Bierman & Associates welcomes the opportunity to present in this brief
document a few essential facts about polygraph testing. We hope you will find
the information to be of interest and will be pleased to supply you with additional
materials and information you may need.
What is a Polygraph?
The term “polygraph” literally means “many writings”. The name refers to the manner in which selected physiological activities are simultaneously recorded. Polygraph examiners may use conventional instruments, sometimes referred to as analog instruments, or computerized polygraph instruments.
It is important to understand what a polygraph examination entails. A polygraph instrument will collect physiological data from at least three systems in the human body.
A typical polygraph examination will include a period referred to as a pre-test, a chart collection phase and a test data analysis phase. In the pre-test, the polygraph examiner will complete required paperwork and talk with the examinee about the test. During this period the examiner will discuss the questions to be asked and familiarize the examinee with the testing procedure. During the chart collection phase the examiner will administer and collect a number of polygraph charts. Following this, the examiner will analyze the charts and render an opinion as to the truthfulness of the person taking the test. That opinion will be truthful, deceptive, or in a small percentage (ten to twelve percent) inconclusive, where no opinion will be rendered. The examiner, when appropriate, will offer the examinee an opportunity to explain physiological responses in relation to one or more questions asked during the test. It is important to note that a polygraph does not include the analysis of physiology associated with the voice. Instruments that claim to record voice stress are not polygraphs and have not been shown to have scientific support.
How Accurate is the Polygraph?
Hundreds of research studies of specific incident testing converge to an accuracy of over 90%. More importantly, the National Academy of Science, after reviewing numerous research studies have answered the question as to whether or not the polygraph can reliably tell truth tellers from deceivers. The answer is, Yes!
Who uses Polygraph Examinations?
The three segments of society that use the polygraph include law enforcement agencies, the legal community, and the private sector. They are further described as follows:
Law Enforcement Agencies – Federal Law Enforcements Agencies, State Law Enforcement Agencies and Local Law Enforcement Agencies such as Police, the Sheriff’s Department
Legal Community – U.S. Attorneys Offices, District Attorney Offices, Public Defenders Offices, Defense Attorneys, Civil Litigators, Parole and Probation Departments
Private Sector – Companies and Corporations under the restrictions and limitations of the Employee Polygraph Protection Act of 1988 (EPPA)
Private citizens in matters not involving the legal or criminal justice system
Attorneys in civil litigation – He said/she said situations

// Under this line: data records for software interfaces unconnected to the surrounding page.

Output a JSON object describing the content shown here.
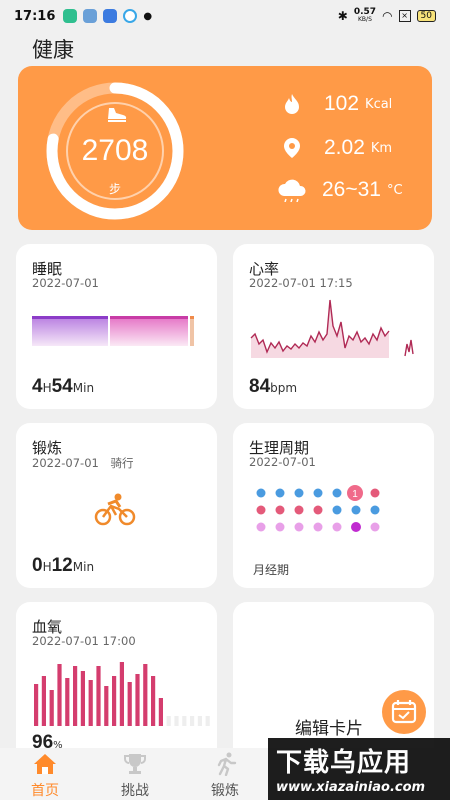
{
  "status_bar": {
    "time": "17:16",
    "net_speed": "0.57",
    "net_unit": "KB/S",
    "battery": "50"
  },
  "page_title": "健康",
  "summary": {
    "steps": "2708",
    "steps_unit": "步",
    "step_goal_fraction": 0.78,
    "calories": "102",
    "calories_unit": "Kcal",
    "distance": "2.02",
    "distance_unit": "Km",
    "temperature": "26~31",
    "temperature_unit": "°C",
    "accent_color": "#ff9a47"
  },
  "cards": {
    "sleep": {
      "title": "睡眠",
      "date": "2022-07-01",
      "hours": "4",
      "hours_unit": "H",
      "minutes": "54",
      "minutes_unit": "Min"
    },
    "heart": {
      "title": "心率",
      "date": "2022-07-01 17:15",
      "value": "84",
      "unit": "bpm",
      "color": "#c0305a"
    },
    "exercise": {
      "title": "锻炼",
      "date": "2022-07-01",
      "activity": "骑行",
      "hours": "0",
      "hours_unit": "H",
      "minutes": "12",
      "minutes_unit": "Min",
      "icon": "bicycle-icon"
    },
    "cycle": {
      "title": "生理周期",
      "date": "2022-07-01",
      "marker": "1",
      "label": "月经期"
    },
    "oxygen": {
      "title": "血氧",
      "date": "2022-07-01 17:00",
      "value": "96",
      "unit": "%"
    },
    "edit": {
      "label": "编辑卡片",
      "icon": "calendar-edit-icon"
    }
  },
  "nav": {
    "items": [
      {
        "label": "首页",
        "icon": "home-icon",
        "active": true
      },
      {
        "label": "挑战",
        "icon": "trophy-icon",
        "active": false
      },
      {
        "label": "锻炼",
        "icon": "running-icon",
        "active": false
      }
    ]
  },
  "watermark": {
    "title": "下载乌应用",
    "url": "www.xiazainiao.com"
  }
}
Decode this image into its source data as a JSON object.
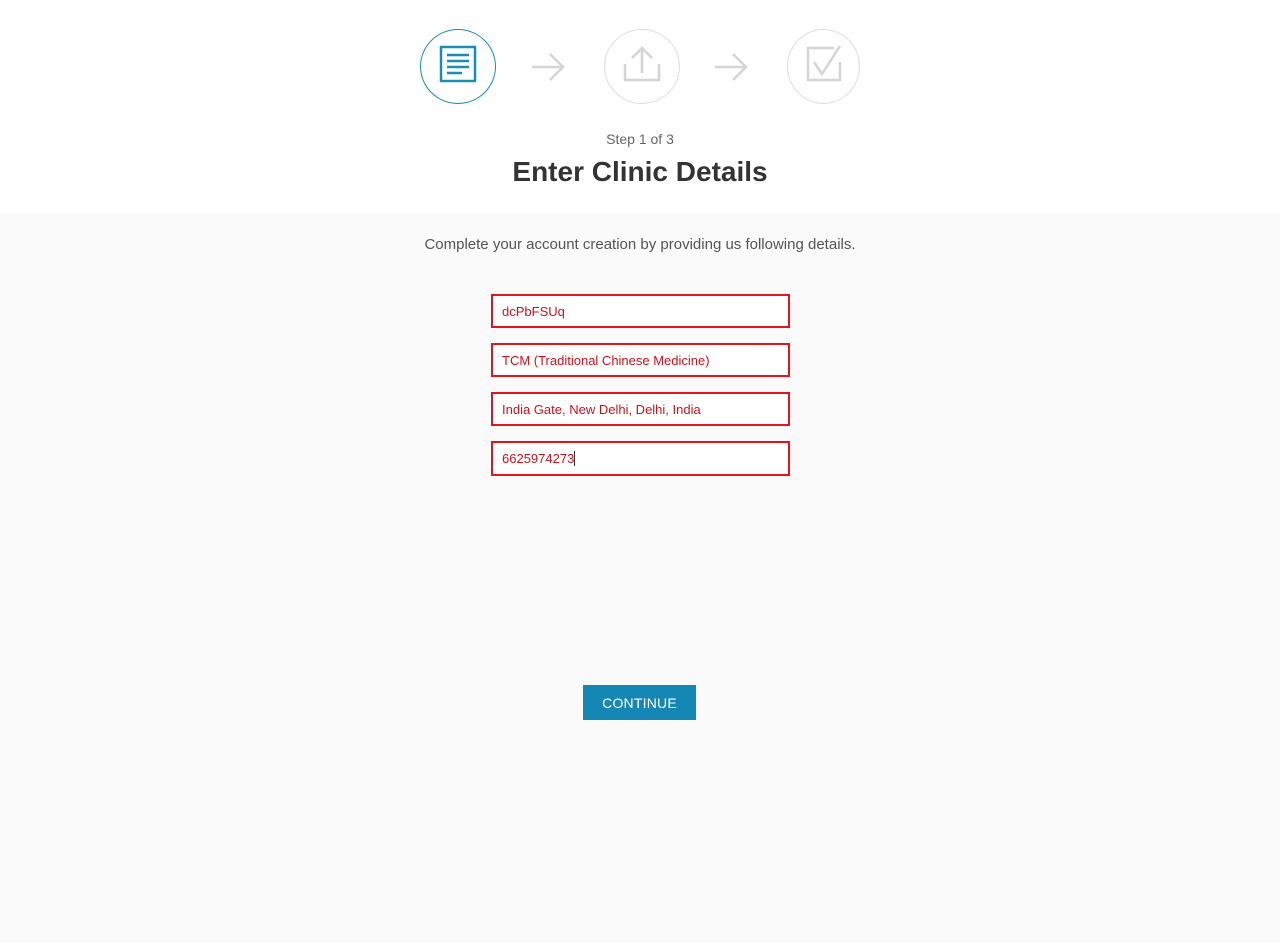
{
  "wizard": {
    "step_label": "Step 1 of 3",
    "title": "Enter Clinic Details",
    "steps": [
      {
        "icon": "document-icon",
        "state": "active"
      },
      {
        "icon": "upload-icon",
        "state": "inactive"
      },
      {
        "icon": "checkmark-icon",
        "state": "inactive"
      }
    ]
  },
  "form": {
    "subtitle": "Complete your account creation by providing us following details.",
    "clinic_name": "dcPbFSUq",
    "specialty": "TCM (Traditional Chinese Medicine)",
    "address": "India Gate, New Delhi, Delhi, India",
    "phone": "6625974273"
  },
  "actions": {
    "continue_label": "CONTINUE"
  },
  "colors": {
    "accent": "#1487b5",
    "error": "#e0161e",
    "inactive": "#dedede"
  }
}
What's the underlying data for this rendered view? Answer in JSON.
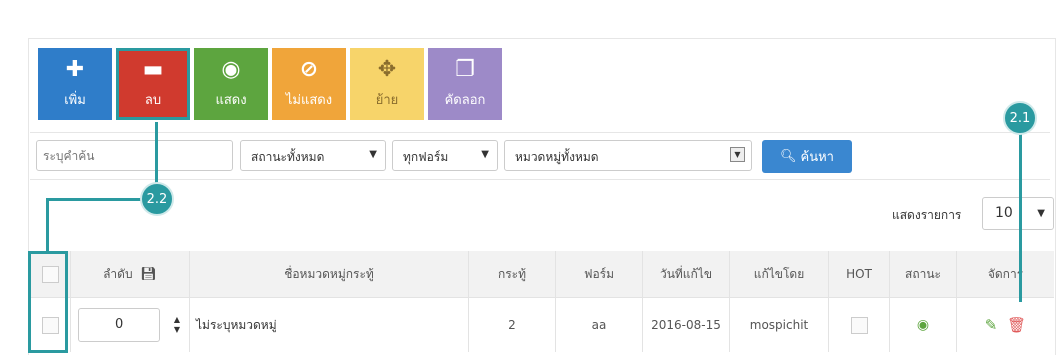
{
  "toolbar": {
    "add_label": "เพิ่ม",
    "delete_label": "ลบ",
    "show_label": "แสดง",
    "hide_label": "ไม่แสดง",
    "move_label": "ย้าย",
    "copy_label": "คัดลอก"
  },
  "filters": {
    "search_placeholder": "ระบุคำค้น",
    "status_value": "สถานะทั้งหมด",
    "form_value": "ทุกฟอร์ม",
    "category_value": "หมวดหมู่ทั้งหมด",
    "search_button": "ค้นหา"
  },
  "pagination": {
    "label": "แสดงรายการ",
    "per_page": "10"
  },
  "table": {
    "headers": {
      "order": "ลำดับ",
      "name": "ชื่อหมวดหมู่กระทู้",
      "topics": "กระทู้",
      "form": "ฟอร์ม",
      "edited_date": "วันที่แก้ไข",
      "edited_by": "แก้ไขโดย",
      "hot": "HOT",
      "status": "สถานะ",
      "manage": "จัดการ"
    },
    "rows": [
      {
        "order": "0",
        "name": "ไม่ระบุหมวดหมู่",
        "topics": "2",
        "form": "aa",
        "edited_date": "2016-08-15",
        "edited_by": "mospichit"
      }
    ]
  },
  "annotations": {
    "callout_1": "2.1",
    "callout_2": "2.2"
  },
  "icons": {
    "add": "plus-icon",
    "delete": "minus-icon",
    "show": "eye-icon",
    "hide": "eye-slash-icon",
    "move": "move-arrows-icon",
    "copy": "copy-icon",
    "search": "search-icon",
    "save": "save-icon",
    "edit": "pencil-icon",
    "trash": "trash-icon"
  },
  "colors": {
    "add": "#2f7dc9",
    "delete": "#d03a2e",
    "show": "#5da53f",
    "hide": "#f0a53a",
    "move": "#f7d46a",
    "copy": "#9d8ac8",
    "callout": "#2a9aa0"
  }
}
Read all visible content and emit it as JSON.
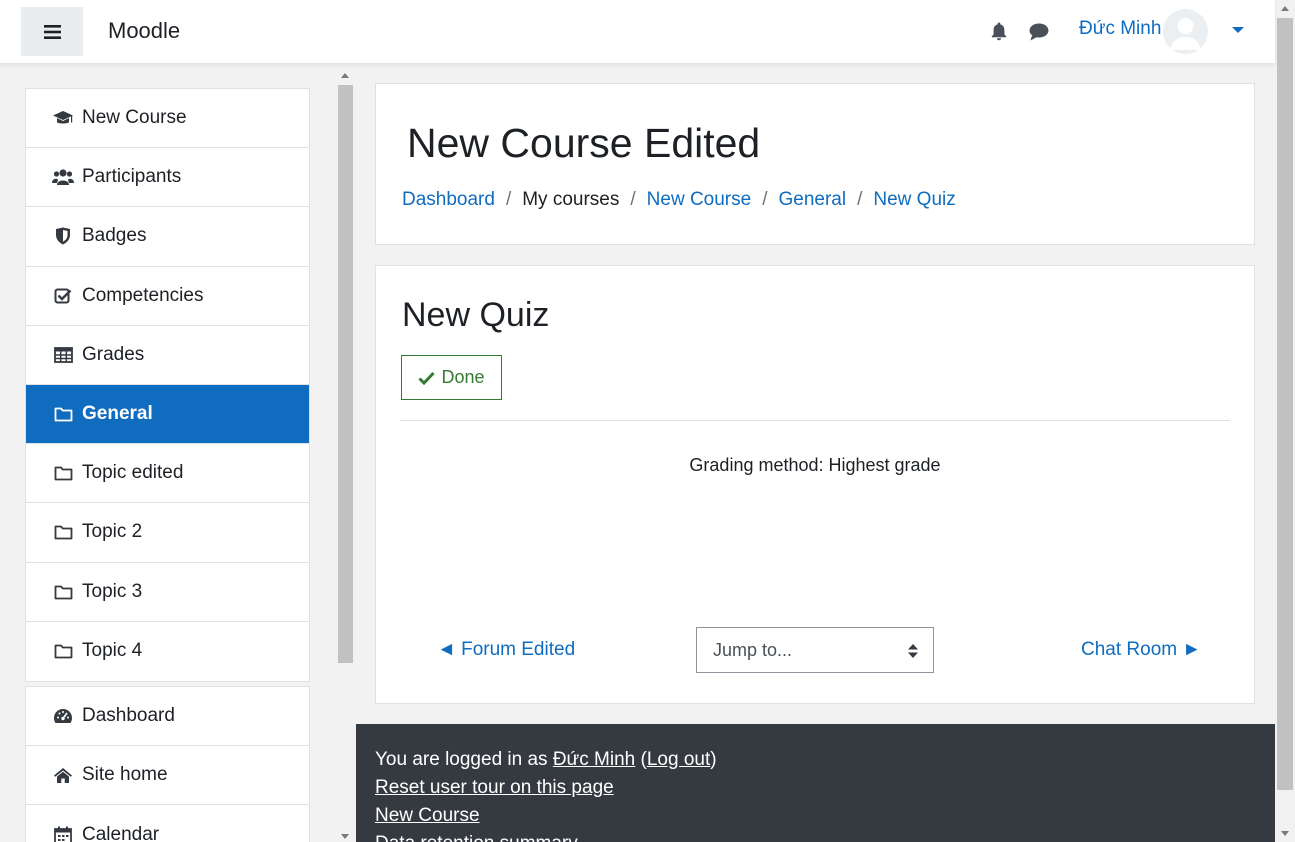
{
  "header": {
    "brand": "Moodle",
    "user_name": "Đức Minh"
  },
  "sidebar": {
    "course_items": [
      {
        "label": "New Course",
        "icon": "graduation-cap-icon"
      },
      {
        "label": "Participants",
        "icon": "users-icon"
      },
      {
        "label": "Badges",
        "icon": "shield-icon"
      },
      {
        "label": "Competencies",
        "icon": "check-square-icon"
      },
      {
        "label": "Grades",
        "icon": "table-icon"
      },
      {
        "label": "General",
        "icon": "folder-icon",
        "active": true
      },
      {
        "label": "Topic edited",
        "icon": "folder-icon"
      },
      {
        "label": "Topic 2",
        "icon": "folder-icon"
      },
      {
        "label": "Topic 3",
        "icon": "folder-icon"
      },
      {
        "label": "Topic 4",
        "icon": "folder-icon"
      }
    ],
    "site_items": [
      {
        "label": "Dashboard",
        "icon": "tachometer-icon"
      },
      {
        "label": "Site home",
        "icon": "home-icon"
      },
      {
        "label": "Calendar",
        "icon": "calendar-icon"
      }
    ]
  },
  "page_header": {
    "title": "New Course Edited",
    "breadcrumb": [
      "Dashboard",
      "My courses",
      "New Course",
      "General",
      "New Quiz"
    ]
  },
  "main": {
    "quiz_title": "New Quiz",
    "done_label": "Done",
    "grading_method": "Grading method: Highest grade",
    "prev_link": "◄ Forum Edited",
    "next_link": "Chat Room ►",
    "jump_placeholder": "Jump to..."
  },
  "footer": {
    "logged_in_prefix": "You are logged in as ",
    "user_link": "Đức Minh",
    "logout_open": " (",
    "logout_link": "Log out",
    "logout_close": ")",
    "links": [
      "Reset user tour on this page",
      "New Course",
      "Data retention summary"
    ]
  },
  "colors": {
    "primary": "#0f6cbf",
    "success": "#357a32",
    "footer_bg": "#343a40"
  }
}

How can I tell if the Polygraph Examiner
Professional associations such as the American Polygraph Association (APA), Florida Polygraph Association (FPA), etc. have strict educational and experience requirements. Membership and certification of expertise in these organizations is a good place to start.
Like picking a surgeon, look for someone with experience, reputation and credentials. Referrals from the legal/law enforcement community can be of assistance as well.
Are there Errors in Polygraph Examinations?
Yes! Though they are rare. False positive, False negative – White the polygraph technique is highly accurate, it is not infallible and errors do occur. Polygraph errors may be caused by the examiner’s failure to prepare the examinee for the examination, or by a misreading of the physiological date on the polygraph charts. Errors are usually referred to as either false positives or false negatives. A false positive occurs when a truthful examinee is reported as being deceptive, a false negative when a deceptive examinee is reported as truthful. Some research indicates that false negatives occur more frequently than false positives; other research studies show the opposite conclusion. Since it is recognized that any error is damaging, examiners utilize a variety of procedures to identify the presence of factors, which may cause false responses, and to insure an unbiased review of the polygraph records.
Will nervousness affect the test?
No, it is normal to be nervous undergoing a polygraph examination. Everyone is. Your examiner knows this and his education, experience and instrumentation enables him to mitigate its effect.